How a visit to a quack doctor almost cost me $32,242 on my health insurance

Written by: Paul Zane Pilzer
Originally published on July 22, 2009. Last updated September 9, 2020.

Yesterday we posted about how medical care can be harmful to you even if you're not the one paying for it. Here's an example of how this happened to me. 

In February 2004 I fell while snowboarding and my snowboarding companion insisted on driving me straight to his special baquack doctor health insuranceck doctor—claiming I needed preventive care even if I no longer felt any pain.

Before I knew it, I made the mistake of allowing this doctor to inject a needle into my upper back to loosen my supposedly tight nerves. The doctor billed my insurance company $935 for this injection, calling it “surgery.” My local Blue Cross Blue Shield carrier paid him $463, the discounted network amount they allowed for his services.

I later looked up this doctor on the web and saw he was a well-known charlatan. I never again had pain or discomfort in my upper back, and I thought the incident was over and forgot about it.

Then, 11 months later in January 2005, when applying for a new family health insurance policy, the carrier "uprated" my entire family premium from $400 to $460 a month claiming that I had a chronic upper back issue requiring continuous medical treatment. When I asked the source of that claim I learned it was the quack back doctor. It seems that the doctor had wirtten on his medical diagnosis that I needed his special type of upper back treatment for the rest of my life.

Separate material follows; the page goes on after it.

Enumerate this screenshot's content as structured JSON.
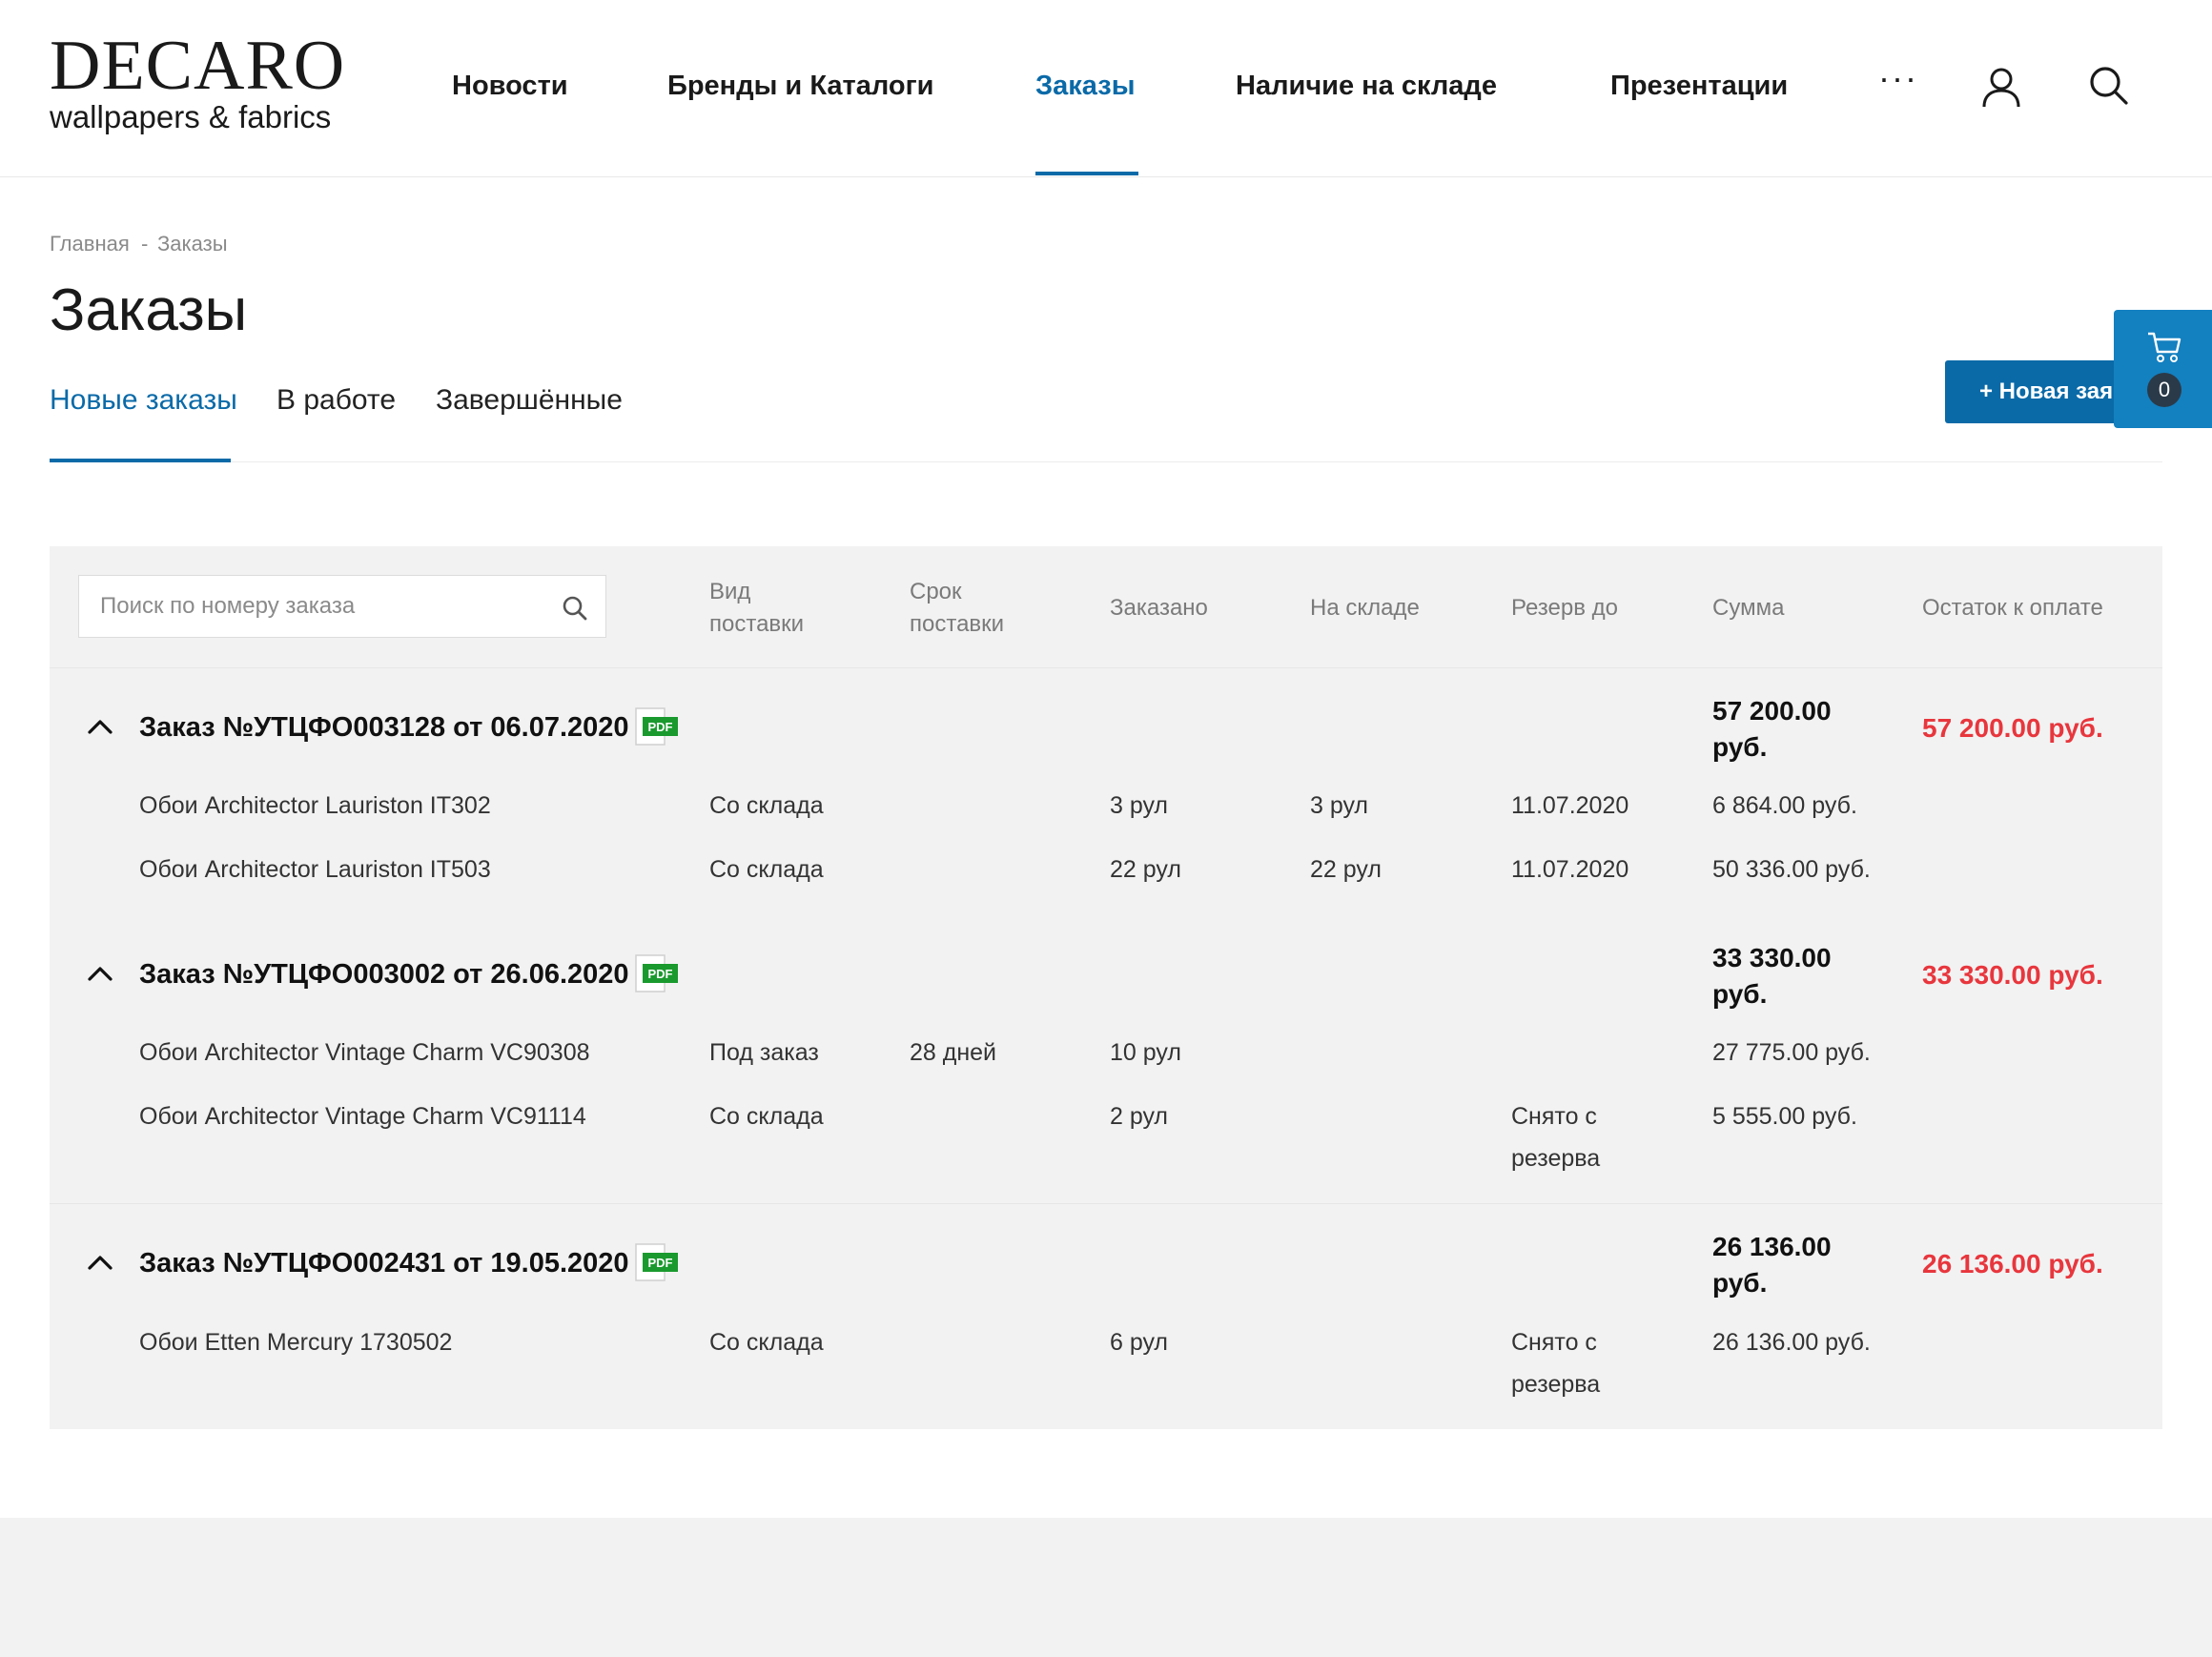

I phoned the doctor and told his office manager that I knew he was a charlatan, and demanded that he write a letter to my insurance carrier claiming that he was wrong. I told the office manager that I never had any upper back pain following my snowboard incident. The office manager for the doctor agreed, wrote the letter I wanted to my insurance carrier, and the insurance carrier removed their request for the additional uprating of my premium. 

Sixty dollars ($60) a month may not seem like a lot, but once you get a personal insurance policy, your premium goes up with general medical inflation every year from the original base amount. Starting off at $360/year higher ($60/month) would have cost me $31,242 over the expected life of the policy.

Originally published on July 22, 2009. Last updated September 9, 2020.


Additional Resources

View All Resources